1. Be honorable and ethical. Treat your tenants honestly and make sure they’re taken care of. Being upfront with them goes a long way. Make sure your contracts are signed properly, the deposits are returned in a timely manner, and anything that needs to be fixed in your units is done so immediately. Simply knowing your tenants elevates your relationship with them to a richer level and can potentially protect you from being sued.
2. Set up an LLC (or multiple LLCs). I, for instance, have seven properties that are owned as part of LLCs. You can assign two properties per LLC, or assign them up to a certain value amount. This way, if you’re sued for one property, an established LLC will act as a legal veil that protects your assets.
3. Set up a HELOC. A home equity line of credit ensures that you’ll have cash reserves if you need to hire legal counsel. If you don’t need them, then no harm, no foul—you’re not paying any interest on them.
4. Set up an umbrella policy with your insurance broker. This way, you can increase the insurance that will cover specific things related to the property. Your insurance company will cover you in case there’s an accident, and you can make sure your property is well-secured.
If you do get sued, it’s imperative that you protect your family. There’s always the potential to lose your business assets, but your family needs to be taken care of first. You can always buy real estate again, but it’s more important to have enough money set aside to take care of your family while the lawsuit proceeds, so have some money saved up or a mortgage that’s paid off for yourself.
If you were found guilty and needed to pay restitution, you’ll obviously want to pay what you can. During this process, though, you can set up a self-directed IRA or Roth IRA to put some money aside for the future that the tenant can’t touch.
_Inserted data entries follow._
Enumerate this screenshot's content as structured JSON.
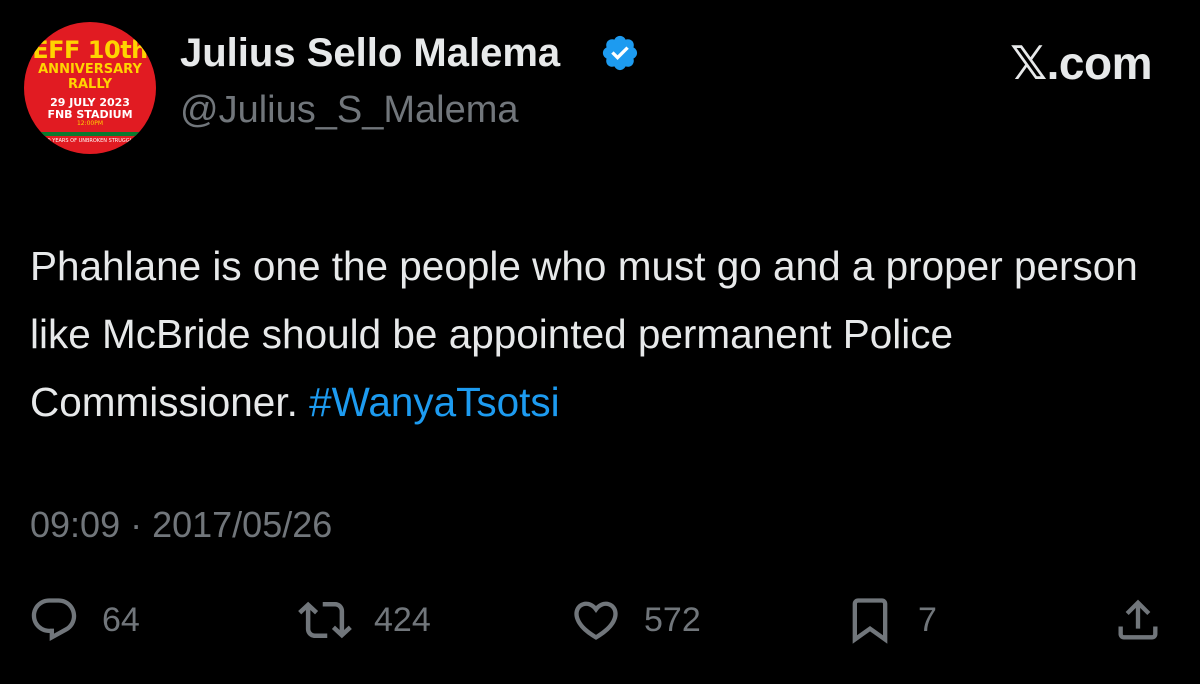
{
  "avatar": {
    "line1": "EFF 10th",
    "line2": "ANNIVERSARY",
    "line3": "RALLY",
    "line4": "29 JULY 2023",
    "line5": "FNB STADIUM",
    "line6": "12:00PM",
    "line7": "10 YEARS OF UNBROKEN STRUGGLE"
  },
  "author": {
    "display_name": "Julius Sello Malema",
    "handle": "@Julius_S_Malema",
    "verified": true
  },
  "brand": "𝕏.com",
  "tweet": {
    "text": "Phahlane is one the people who must go and a proper person like McBride should be appointed permanent Police Commissioner. ",
    "hashtag": "#WanyaTsotsi",
    "timestamp": "09:09 · 2017/05/26"
  },
  "actions": {
    "replies": "64",
    "retweets": "424",
    "likes": "572",
    "bookmarks": "7"
  },
  "colors": {
    "background": "#000000",
    "text": "#e7e9ea",
    "muted": "#71767b",
    "link": "#1d9bf0",
    "verified": "#1d9bf0",
    "avatar_red": "#e11b22"
  },
  "icons": {
    "reply": "reply-icon",
    "retweet": "retweet-icon",
    "like": "heart-icon",
    "bookmark": "bookmark-icon",
    "share": "share-icon",
    "verified": "verified-badge-icon"
  }
}
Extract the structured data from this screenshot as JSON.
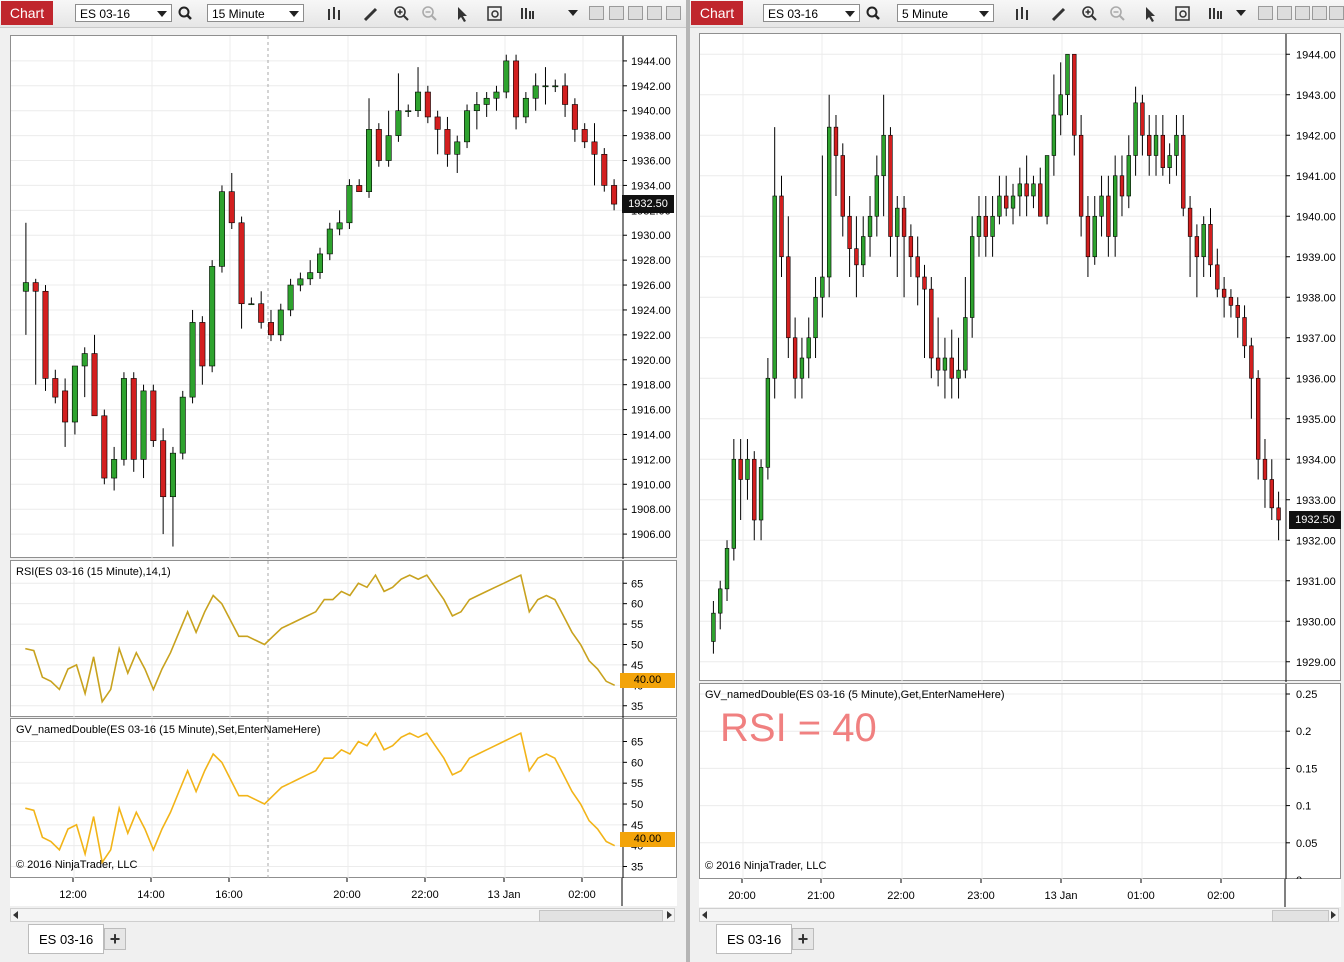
{
  "left": {
    "toolbar": {
      "chart_btn": "Chart",
      "instrument": "ES 03-16",
      "interval": "15 Minute"
    },
    "price_pane": {
      "ticks": [
        "1944.00",
        "1942.00",
        "1940.00",
        "1938.00",
        "1936.00",
        "1934.00",
        "1932.00",
        "1930.00",
        "1928.00",
        "1926.00",
        "1924.00",
        "1922.00",
        "1920.00",
        "1918.00",
        "1916.00",
        "1914.00",
        "1912.00",
        "1910.00",
        "1908.00",
        "1906.00"
      ],
      "last_price": "1932.50"
    },
    "rsi_pane": {
      "title": "RSI(ES 03-16 (15 Minute),14,1)",
      "ticks": [
        "65",
        "60",
        "55",
        "50",
        "45",
        "40",
        "35"
      ],
      "last": "40.00"
    },
    "gv_pane": {
      "title": "GV_namedDouble(ES 03-16 (15 Minute),Set,EnterNameHere)",
      "ticks": [
        "65",
        "60",
        "55",
        "50",
        "45",
        "40",
        "35"
      ],
      "last": "40.00",
      "copyright": "© 2016 NinjaTrader, LLC"
    },
    "time_labels": [
      "12:00",
      "14:00",
      "16:00",
      "20:00",
      "22:00",
      "13 Jan",
      "02:00"
    ],
    "tab": "ES 03-16",
    "add_tab": "+"
  },
  "right": {
    "toolbar": {
      "chart_btn": "Chart",
      "instrument": "ES 03-16",
      "interval": "5 Minute"
    },
    "price_pane": {
      "ticks": [
        "1944.00",
        "1943.00",
        "1942.00",
        "1941.00",
        "1940.00",
        "1939.00",
        "1938.00",
        "1937.00",
        "1936.00",
        "1935.00",
        "1934.00",
        "1933.00",
        "1932.00",
        "1931.00",
        "1930.00",
        "1929.00"
      ],
      "last_price": "1932.50"
    },
    "gv_pane": {
      "title": "GV_namedDouble(ES 03-16 (5 Minute),Get,EnterNameHere)",
      "ticks": [
        "0.25",
        "0.2",
        "0.15",
        "0.1",
        "0.05",
        "0"
      ],
      "annotation": "RSI = 40",
      "copyright": "© 2016 NinjaTrader, LLC"
    },
    "time_labels": [
      "20:00",
      "21:00",
      "22:00",
      "23:00",
      "13 Jan",
      "01:00",
      "02:00"
    ],
    "tab": "ES 03-16",
    "add_tab": "+"
  },
  "colors": {
    "up": "#2ea32e",
    "down": "#d31f1f",
    "rsi": "#c8a21e",
    "gv": "#f2b418",
    "marker": "#f3a40a",
    "annotation": "#f08080"
  },
  "chart_data": [
    {
      "type": "candlestick",
      "instrument": "ES 03-16",
      "interval": "15 Minute",
      "ylim": [
        1904,
        1946
      ],
      "candles": [
        [
          1925.5,
          1931.0,
          1922.0,
          1926.2
        ],
        [
          1926.2,
          1926.5,
          1918.0,
          1925.5
        ],
        [
          1925.5,
          1926.0,
          1917.5,
          1918.5
        ],
        [
          1918.5,
          1919.2,
          1916.5,
          1917.0
        ],
        [
          1917.5,
          1918.5,
          1913.0,
          1915.0
        ],
        [
          1915.0,
          1919.5,
          1914.0,
          1919.5
        ],
        [
          1919.5,
          1921.0,
          1917.0,
          1920.5
        ],
        [
          1920.5,
          1922.0,
          1919.0,
          1915.5
        ],
        [
          1915.5,
          1916.0,
          1910.0,
          1910.5
        ],
        [
          1910.5,
          1913.0,
          1909.5,
          1912.0
        ],
        [
          1912.0,
          1919.0,
          1911.5,
          1918.5
        ],
        [
          1918.5,
          1919.0,
          1911.0,
          1912.0
        ],
        [
          1912.0,
          1918.0,
          1910.5,
          1917.5
        ],
        [
          1917.5,
          1918.0,
          1913.0,
          1913.5
        ],
        [
          1913.5,
          1914.5,
          1906.0,
          1909.0
        ],
        [
          1909.0,
          1913.0,
          1905.0,
          1912.5
        ],
        [
          1912.5,
          1917.5,
          1912.0,
          1917.0
        ],
        [
          1917.0,
          1924.0,
          1916.5,
          1923.0
        ],
        [
          1923.0,
          1923.5,
          1918.0,
          1919.5
        ],
        [
          1919.5,
          1928.0,
          1919.0,
          1927.5
        ],
        [
          1927.5,
          1934.0,
          1927.0,
          1933.5
        ],
        [
          1933.5,
          1935.0,
          1930.5,
          1931.0
        ],
        [
          1931.0,
          1931.5,
          1922.5,
          1924.5
        ],
        [
          1924.5,
          1925.0,
          1924.5,
          1924.5
        ],
        [
          1924.5,
          1925.5,
          1922.5,
          1923.0
        ],
        [
          1923.0,
          1924.0,
          1921.5,
          1922.0
        ],
        [
          1922.0,
          1924.5,
          1921.5,
          1924.0
        ],
        [
          1924.0,
          1926.5,
          1923.5,
          1926.0
        ],
        [
          1926.0,
          1927.0,
          1925.5,
          1926.5
        ],
        [
          1926.5,
          1928.0,
          1926.0,
          1927.0
        ],
        [
          1927.0,
          1929.0,
          1926.5,
          1928.5
        ],
        [
          1928.5,
          1931.0,
          1928.0,
          1930.5
        ],
        [
          1930.5,
          1932.0,
          1930.0,
          1931.0
        ],
        [
          1931.0,
          1934.5,
          1930.5,
          1934.0
        ],
        [
          1934.0,
          1934.5,
          1933.5,
          1933.5
        ],
        [
          1933.5,
          1941.0,
          1933.0,
          1938.5
        ],
        [
          1938.5,
          1939.0,
          1935.5,
          1936.0
        ],
        [
          1936.0,
          1940.0,
          1935.5,
          1938.0
        ],
        [
          1938.0,
          1943.0,
          1937.5,
          1940.0
        ],
        [
          1940.0,
          1940.5,
          1939.5,
          1940.0
        ],
        [
          1940.0,
          1943.5,
          1939.5,
          1941.5
        ],
        [
          1941.5,
          1942.0,
          1939.0,
          1939.5
        ],
        [
          1939.5,
          1940.0,
          1936.5,
          1938.5
        ],
        [
          1938.5,
          1939.5,
          1935.5,
          1936.5
        ],
        [
          1936.5,
          1938.0,
          1935.0,
          1937.5
        ],
        [
          1937.5,
          1940.5,
          1937.0,
          1940.0
        ],
        [
          1940.0,
          1941.5,
          1938.5,
          1940.5
        ],
        [
          1940.5,
          1941.5,
          1939.5,
          1941.0
        ],
        [
          1941.0,
          1942.0,
          1940.0,
          1941.5
        ],
        [
          1941.5,
          1944.5,
          1941.0,
          1944.0
        ],
        [
          1944.0,
          1944.5,
          1938.5,
          1939.5
        ],
        [
          1939.5,
          1941.5,
          1939.0,
          1941.0
        ],
        [
          1941.0,
          1943.0,
          1940.0,
          1942.0
        ],
        [
          1942.0,
          1943.5,
          1940.5,
          1942.0
        ],
        [
          1942.0,
          1942.5,
          1941.5,
          1942.0
        ],
        [
          1942.0,
          1943.0,
          1939.5,
          1940.5
        ],
        [
          1940.5,
          1941.0,
          1937.5,
          1938.5
        ],
        [
          1938.5,
          1939.0,
          1937.0,
          1937.5
        ],
        [
          1937.5,
          1939.0,
          1934.0,
          1936.5
        ],
        [
          1936.5,
          1937.0,
          1933.5,
          1934.0
        ],
        [
          1934.0,
          1934.5,
          1932.0,
          1932.5
        ]
      ]
    },
    {
      "type": "line",
      "name": "RSI(ES 03-16 (15 Minute),14,1)",
      "ylim": [
        32,
        68
      ],
      "values": [
        49,
        48.5,
        42,
        41,
        39,
        44,
        45,
        38,
        47,
        36,
        39,
        49,
        43,
        48,
        44,
        39,
        44,
        48,
        53,
        58,
        53,
        58,
        62,
        60,
        56,
        52,
        52,
        51,
        50,
        52,
        54,
        55,
        56,
        57,
        58,
        61,
        61,
        63,
        62,
        65,
        64,
        67,
        63,
        64,
        66,
        67,
        66,
        67,
        64,
        61,
        57,
        58,
        61,
        62,
        63,
        64,
        65,
        66,
        67,
        58,
        61,
        62,
        61,
        57,
        53,
        50,
        46,
        44,
        41,
        40
      ]
    },
    {
      "type": "line",
      "name": "GV_namedDouble(ES 03-16 (15 Minute),Set,EnterNameHere)",
      "ylim": [
        32,
        68
      ],
      "values": [
        49,
        48.5,
        42,
        41,
        39,
        44,
        45,
        38,
        47,
        36,
        39,
        49,
        43,
        48,
        44,
        39,
        44,
        48,
        53,
        58,
        53,
        58,
        62,
        60,
        56,
        52,
        52,
        51,
        50,
        52,
        54,
        55,
        56,
        57,
        58,
        61,
        61,
        63,
        62,
        65,
        64,
        67,
        63,
        64,
        66,
        67,
        66,
        67,
        64,
        61,
        57,
        58,
        61,
        62,
        63,
        64,
        65,
        66,
        67,
        58,
        61,
        62,
        61,
        57,
        53,
        50,
        46,
        44,
        41,
        40
      ]
    },
    {
      "type": "candlestick",
      "instrument": "ES 03-16",
      "interval": "5 Minute",
      "ylim": [
        1928.5,
        1944.5
      ],
      "candles": [
        [
          1929.5,
          1930.5,
          1929.2,
          1930.2
        ],
        [
          1930.2,
          1931.0,
          1929.8,
          1930.8
        ],
        [
          1930.8,
          1932.0,
          1930.5,
          1931.8
        ],
        [
          1931.8,
          1934.5,
          1931.5,
          1934.0
        ],
        [
          1934.0,
          1934.5,
          1932.5,
          1933.5
        ],
        [
          1933.5,
          1934.5,
          1933.0,
          1934.0
        ],
        [
          1934.0,
          1934.2,
          1932.0,
          1932.5
        ],
        [
          1932.5,
          1934.0,
          1932.0,
          1933.8
        ],
        [
          1933.8,
          1936.5,
          1933.5,
          1936.0
        ],
        [
          1936.0,
          1942.2,
          1935.5,
          1940.5
        ],
        [
          1940.5,
          1941.0,
          1938.5,
          1939.0
        ],
        [
          1939.0,
          1940.0,
          1936.5,
          1937.0
        ],
        [
          1937.0,
          1937.5,
          1935.5,
          1936.0
        ],
        [
          1936.0,
          1937.0,
          1935.5,
          1936.5
        ],
        [
          1936.5,
          1937.5,
          1936.0,
          1937.0
        ],
        [
          1937.0,
          1938.5,
          1936.5,
          1938.0
        ],
        [
          1938.0,
          1941.5,
          1937.5,
          1938.5
        ],
        [
          1938.5,
          1943.0,
          1938.0,
          1942.2
        ],
        [
          1942.2,
          1942.5,
          1940.5,
          1941.5
        ],
        [
          1941.5,
          1941.8,
          1939.5,
          1940.0
        ],
        [
          1940.0,
          1940.5,
          1938.5,
          1939.2
        ],
        [
          1939.2,
          1940.0,
          1938.0,
          1938.8
        ],
        [
          1938.8,
          1940.0,
          1938.5,
          1939.5
        ],
        [
          1939.5,
          1940.5,
          1939.0,
          1940.0
        ],
        [
          1940.0,
          1941.5,
          1939.5,
          1941.0
        ],
        [
          1941.0,
          1943.0,
          1940.0,
          1942.0
        ],
        [
          1942.0,
          1942.2,
          1939.0,
          1939.5
        ],
        [
          1939.5,
          1940.5,
          1938.5,
          1940.2
        ],
        [
          1940.2,
          1940.5,
          1938.0,
          1939.5
        ],
        [
          1939.5,
          1939.8,
          1938.5,
          1939.0
        ],
        [
          1939.0,
          1939.5,
          1937.8,
          1938.5
        ],
        [
          1938.5,
          1938.8,
          1936.5,
          1938.2
        ],
        [
          1938.2,
          1938.5,
          1936.0,
          1936.5
        ],
        [
          1936.5,
          1937.5,
          1935.8,
          1936.2
        ],
        [
          1936.2,
          1937.0,
          1935.5,
          1936.5
        ],
        [
          1936.5,
          1937.2,
          1935.5,
          1936.0
        ],
        [
          1936.0,
          1937.0,
          1935.5,
          1936.2
        ],
        [
          1936.2,
          1938.5,
          1936.0,
          1937.5
        ],
        [
          1937.5,
          1940.0,
          1937.0,
          1939.5
        ],
        [
          1939.5,
          1940.5,
          1939.0,
          1940.0
        ],
        [
          1940.0,
          1940.5,
          1939.0,
          1939.5
        ],
        [
          1939.5,
          1940.5,
          1939.0,
          1940.0
        ],
        [
          1940.0,
          1941.0,
          1939.8,
          1940.5
        ],
        [
          1940.5,
          1941.0,
          1940.0,
          1940.2
        ],
        [
          1940.2,
          1940.8,
          1939.8,
          1940.5
        ],
        [
          1940.5,
          1941.2,
          1940.0,
          1940.8
        ],
        [
          1940.8,
          1941.5,
          1940.0,
          1940.5
        ],
        [
          1940.5,
          1941.0,
          1940.2,
          1940.8
        ],
        [
          1940.8,
          1941.2,
          1940.0,
          1940.0
        ],
        [
          1940.0,
          1941.5,
          1939.8,
          1941.5
        ],
        [
          1941.5,
          1943.5,
          1941.0,
          1942.5
        ],
        [
          1942.5,
          1943.8,
          1942.0,
          1943.0
        ],
        [
          1943.0,
          1944.0,
          1942.5,
          1944.0
        ],
        [
          1944.0,
          1944.0,
          1941.5,
          1942.0
        ],
        [
          1942.0,
          1942.5,
          1939.5,
          1940.0
        ],
        [
          1940.0,
          1940.5,
          1938.5,
          1939.0
        ],
        [
          1939.0,
          1940.5,
          1938.8,
          1940.0
        ],
        [
          1940.0,
          1941.0,
          1939.5,
          1940.5
        ],
        [
          1940.5,
          1941.0,
          1939.0,
          1939.5
        ],
        [
          1939.5,
          1941.5,
          1939.0,
          1941.0
        ],
        [
          1941.0,
          1941.5,
          1940.0,
          1940.5
        ],
        [
          1940.5,
          1942.0,
          1940.2,
          1941.5
        ],
        [
          1941.5,
          1943.2,
          1941.0,
          1942.8
        ],
        [
          1942.8,
          1943.0,
          1941.5,
          1942.0
        ],
        [
          1942.0,
          1942.5,
          1941.0,
          1941.5
        ],
        [
          1941.5,
          1942.5,
          1941.0,
          1942.0
        ],
        [
          1942.0,
          1942.5,
          1941.0,
          1941.2
        ],
        [
          1941.2,
          1941.8,
          1940.8,
          1941.5
        ],
        [
          1941.5,
          1942.5,
          1941.0,
          1942.0
        ],
        [
          1942.0,
          1942.5,
          1940.0,
          1940.2
        ],
        [
          1940.2,
          1940.5,
          1938.5,
          1939.5
        ],
        [
          1939.5,
          1939.8,
          1938.0,
          1939.0
        ],
        [
          1939.0,
          1940.0,
          1938.5,
          1939.8
        ],
        [
          1939.8,
          1940.2,
          1938.5,
          1938.8
        ],
        [
          1938.8,
          1939.2,
          1938.0,
          1938.2
        ],
        [
          1938.2,
          1938.5,
          1937.5,
          1938.0
        ],
        [
          1938.0,
          1938.2,
          1937.5,
          1937.8
        ],
        [
          1937.8,
          1938.0,
          1937.0,
          1937.5
        ],
        [
          1937.5,
          1937.8,
          1936.5,
          1936.8
        ],
        [
          1936.8,
          1937.0,
          1935.0,
          1936.0
        ],
        [
          1936.0,
          1936.2,
          1933.5,
          1934.0
        ],
        [
          1934.0,
          1934.5,
          1932.8,
          1933.5
        ],
        [
          1933.5,
          1934.0,
          1932.5,
          1932.8
        ],
        [
          1932.8,
          1933.2,
          1932.0,
          1932.5
        ]
      ]
    },
    {
      "type": "line",
      "name": "GV_namedDouble(ES 03-16 (5 Minute),Get,EnterNameHere)",
      "ylim": [
        0,
        0.25
      ],
      "values": []
    }
  ]
}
If you have questions about protecting your assets or there’s anything else I can assist you with, feel free to call, text, or email me. I’d love to speak with you.